- Watch your step in bonds as interest rates rise. Bond liquidity expected to become a concern.
- Greater diversification in a conservative portfolio by using a multi asset income approach.
Forces of progress…
- Growing strength of the U.S. economy.
- Continued easy money policy on the international front.
- Corporate earnings holding solid with large amounts of capital available for reinvestment or M&A.
- Innovation in technology, biotech, and healthcare.
- Global turf war continues using oil as the conduit.
- Rising Interest rates set for Q3 or Q4 2015. It is currently forecasted for the Fed Funds Rate to reach 2.0% during calendar year 2016.
- China remains the biggest mystery.
- Effective handoff in the U.S. from a foundation of an easy money environment to a foundation of corporate earnings and macro-economic metrics.
Focus points for our investment strategy…
- As the rally in the equity markets mature and bond yields tumble, the case for diversification increases. We advise staying active as the expansion progresses and remaining aware of the benefits of diversification to reduce risk. A cautious approach to the volatility during the second half of 2015 is appropriate.
- Globally, the support from central banks will continue to influence markets creating short term volatility. Side effects like herd behavior and intermediate corrections are expected. These corrections are necessary and healthy preventing the momentum forward from turning into bubbles.
- Economic sustainability is the key measure globally as monetary policy cannot be our only hope for the future.

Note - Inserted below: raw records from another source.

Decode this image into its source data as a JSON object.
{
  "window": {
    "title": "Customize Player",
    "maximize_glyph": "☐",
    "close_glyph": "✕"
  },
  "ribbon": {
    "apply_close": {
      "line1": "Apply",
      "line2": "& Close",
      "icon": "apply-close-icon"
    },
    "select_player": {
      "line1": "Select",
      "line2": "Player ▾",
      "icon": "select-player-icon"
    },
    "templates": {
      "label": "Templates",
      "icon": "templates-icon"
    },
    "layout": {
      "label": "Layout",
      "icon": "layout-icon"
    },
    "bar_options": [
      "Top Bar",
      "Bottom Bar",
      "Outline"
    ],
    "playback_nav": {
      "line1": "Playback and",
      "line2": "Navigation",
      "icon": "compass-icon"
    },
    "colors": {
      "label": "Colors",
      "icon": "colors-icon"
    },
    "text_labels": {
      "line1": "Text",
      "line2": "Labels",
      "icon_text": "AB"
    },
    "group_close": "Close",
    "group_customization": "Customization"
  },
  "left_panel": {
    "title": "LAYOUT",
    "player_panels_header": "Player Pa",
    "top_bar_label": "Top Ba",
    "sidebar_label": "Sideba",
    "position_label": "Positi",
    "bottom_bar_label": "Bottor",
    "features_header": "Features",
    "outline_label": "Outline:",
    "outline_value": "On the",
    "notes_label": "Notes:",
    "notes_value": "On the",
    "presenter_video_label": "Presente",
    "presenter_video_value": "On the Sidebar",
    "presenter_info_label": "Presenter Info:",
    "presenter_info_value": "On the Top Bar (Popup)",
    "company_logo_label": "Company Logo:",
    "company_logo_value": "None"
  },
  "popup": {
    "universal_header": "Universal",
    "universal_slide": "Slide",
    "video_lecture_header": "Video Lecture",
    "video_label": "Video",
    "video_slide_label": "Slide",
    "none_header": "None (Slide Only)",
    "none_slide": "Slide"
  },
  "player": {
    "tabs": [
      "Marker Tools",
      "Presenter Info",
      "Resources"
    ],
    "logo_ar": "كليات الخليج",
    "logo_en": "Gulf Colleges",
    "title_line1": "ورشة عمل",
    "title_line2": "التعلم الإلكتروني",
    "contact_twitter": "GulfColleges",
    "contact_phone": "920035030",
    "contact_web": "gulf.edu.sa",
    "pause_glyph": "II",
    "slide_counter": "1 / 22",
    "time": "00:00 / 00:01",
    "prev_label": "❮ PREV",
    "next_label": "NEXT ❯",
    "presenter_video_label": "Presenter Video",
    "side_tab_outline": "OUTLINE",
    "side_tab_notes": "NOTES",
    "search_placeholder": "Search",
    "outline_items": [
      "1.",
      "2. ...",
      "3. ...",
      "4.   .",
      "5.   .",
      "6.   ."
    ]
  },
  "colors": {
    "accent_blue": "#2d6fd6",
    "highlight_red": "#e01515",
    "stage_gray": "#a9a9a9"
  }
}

So what is my take…
As we enter the second half of 2015, there are many converging events that can influence market conditions. These events include the Fed interest rate launch, the August Session of Congress expected to bring issues around a “potential government shutdown, China’s continued slowdown and ongoing challenge of accurate data, and the commodities retreat. This set of events has the potential to create a choppy September and October. Even though I am more cautious today, I still believe the U.S. markets will push through the short term volatility to end the year higher.
Holding true to our Common Sense Approach to Portfolio Management, we are currently “staying the course” while “navigating around choppy waters”. The current diversification of our portfolios allows for the rounds of short term volatility. Our team will continue to monitor the market influences to determine an effective course of action in the long term. I thank you for your confidence in our team at Capital Investment Services.
Managing Partner, CIS
Financial Advisor, RJFS
The information contained in this report does not purport to be a complete description of the securities, markets, or developments referred to in this material. The information has been obtained from sources considered to be reliable, but we do not guarantee that the foregoing material is accurate or complete. Any opinions are those of the author and are not necessarily those of Raymond James. Opinions expressed are as of this date and are subject to change. The S&P 500 is an unmanaged index of 500 widely held stocks that is generally considered representative of the U.S. stock market. The Dow Jones Industrial Average (DJIA), commonly known as “The Dow” is an index representing 30 stock of companies maintained and reviewed by the editors of the Wall Street Journal. Inclusion of these indexes is for illustrative purposes only. Keep in mind that individuals cannot invest directly in any index, and index performance does not include transaction costs or other fees, which will affect actual investment performance. Asset allocation and diversification does not ensure a profit or guarantee against loss. Investing involves risks and investors may incur a profit or loss regardless of the strategies employed. Past performance does not guarantee future results.